- RECORDS FOR PROCESSING -
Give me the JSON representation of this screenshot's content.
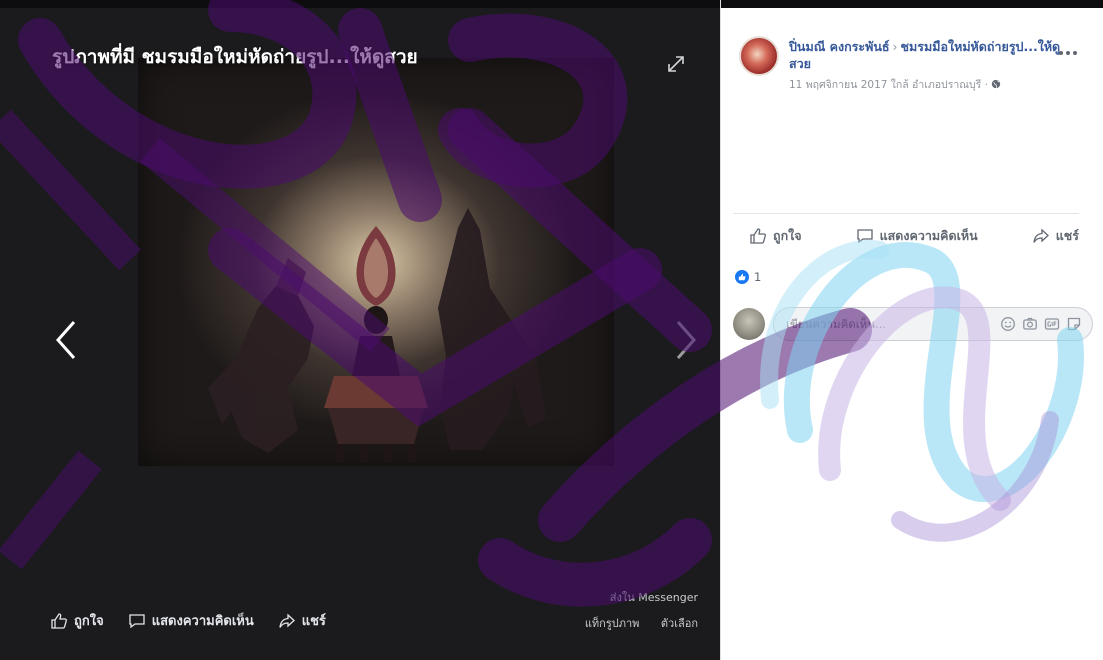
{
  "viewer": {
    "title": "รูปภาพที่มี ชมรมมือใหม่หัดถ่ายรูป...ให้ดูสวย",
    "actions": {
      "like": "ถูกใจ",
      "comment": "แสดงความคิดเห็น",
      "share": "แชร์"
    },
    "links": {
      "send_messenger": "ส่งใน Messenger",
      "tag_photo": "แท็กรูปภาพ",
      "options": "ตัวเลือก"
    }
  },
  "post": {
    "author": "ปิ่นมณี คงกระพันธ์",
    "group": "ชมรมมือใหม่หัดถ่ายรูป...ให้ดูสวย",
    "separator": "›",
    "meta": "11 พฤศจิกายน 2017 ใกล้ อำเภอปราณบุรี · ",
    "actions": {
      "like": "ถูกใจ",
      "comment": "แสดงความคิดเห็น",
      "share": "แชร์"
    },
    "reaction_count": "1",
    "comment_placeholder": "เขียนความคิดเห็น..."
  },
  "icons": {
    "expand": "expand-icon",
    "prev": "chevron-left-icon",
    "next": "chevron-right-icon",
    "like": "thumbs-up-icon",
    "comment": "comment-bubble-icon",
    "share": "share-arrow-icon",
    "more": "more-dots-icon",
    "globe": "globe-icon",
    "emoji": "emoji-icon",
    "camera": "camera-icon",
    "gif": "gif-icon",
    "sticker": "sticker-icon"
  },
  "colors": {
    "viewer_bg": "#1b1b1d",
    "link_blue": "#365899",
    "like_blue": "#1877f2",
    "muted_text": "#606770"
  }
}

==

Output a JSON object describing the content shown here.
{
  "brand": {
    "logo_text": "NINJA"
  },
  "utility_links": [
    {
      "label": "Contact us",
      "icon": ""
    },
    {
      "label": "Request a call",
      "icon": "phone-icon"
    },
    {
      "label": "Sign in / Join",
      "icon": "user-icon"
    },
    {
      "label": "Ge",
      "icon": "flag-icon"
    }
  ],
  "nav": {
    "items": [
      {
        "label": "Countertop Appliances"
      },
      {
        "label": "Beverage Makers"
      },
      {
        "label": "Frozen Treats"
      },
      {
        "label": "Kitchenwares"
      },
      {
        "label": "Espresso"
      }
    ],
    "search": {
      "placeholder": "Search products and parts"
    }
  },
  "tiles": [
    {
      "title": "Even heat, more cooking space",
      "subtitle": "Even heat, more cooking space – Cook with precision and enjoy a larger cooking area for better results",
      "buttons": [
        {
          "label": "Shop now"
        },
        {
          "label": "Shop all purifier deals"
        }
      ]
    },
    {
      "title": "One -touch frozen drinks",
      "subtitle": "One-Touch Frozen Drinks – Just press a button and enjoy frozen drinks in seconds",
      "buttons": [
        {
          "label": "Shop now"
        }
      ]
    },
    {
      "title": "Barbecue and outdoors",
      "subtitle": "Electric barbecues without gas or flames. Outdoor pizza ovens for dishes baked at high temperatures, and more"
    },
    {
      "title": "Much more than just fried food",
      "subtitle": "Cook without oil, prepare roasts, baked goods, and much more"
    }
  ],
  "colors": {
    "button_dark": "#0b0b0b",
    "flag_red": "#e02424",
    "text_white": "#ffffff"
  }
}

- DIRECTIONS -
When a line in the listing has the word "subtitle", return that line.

- RESPONSE BELOW -
      "subtitle": "Even heat, more cooking space – Cook with precision and enjoy a larger cooking area for better results",
      "subtitle": "One-Touch Frozen Drinks – Just press a button and enjoy frozen drinks in seconds",
      "subtitle": "Electric barbecues without gas or flames. Outdoor pizza ovens for dishes baked at high temperatures, and more"
      "subtitle": "Cook without oil, prepare roasts, baked goods, and much more"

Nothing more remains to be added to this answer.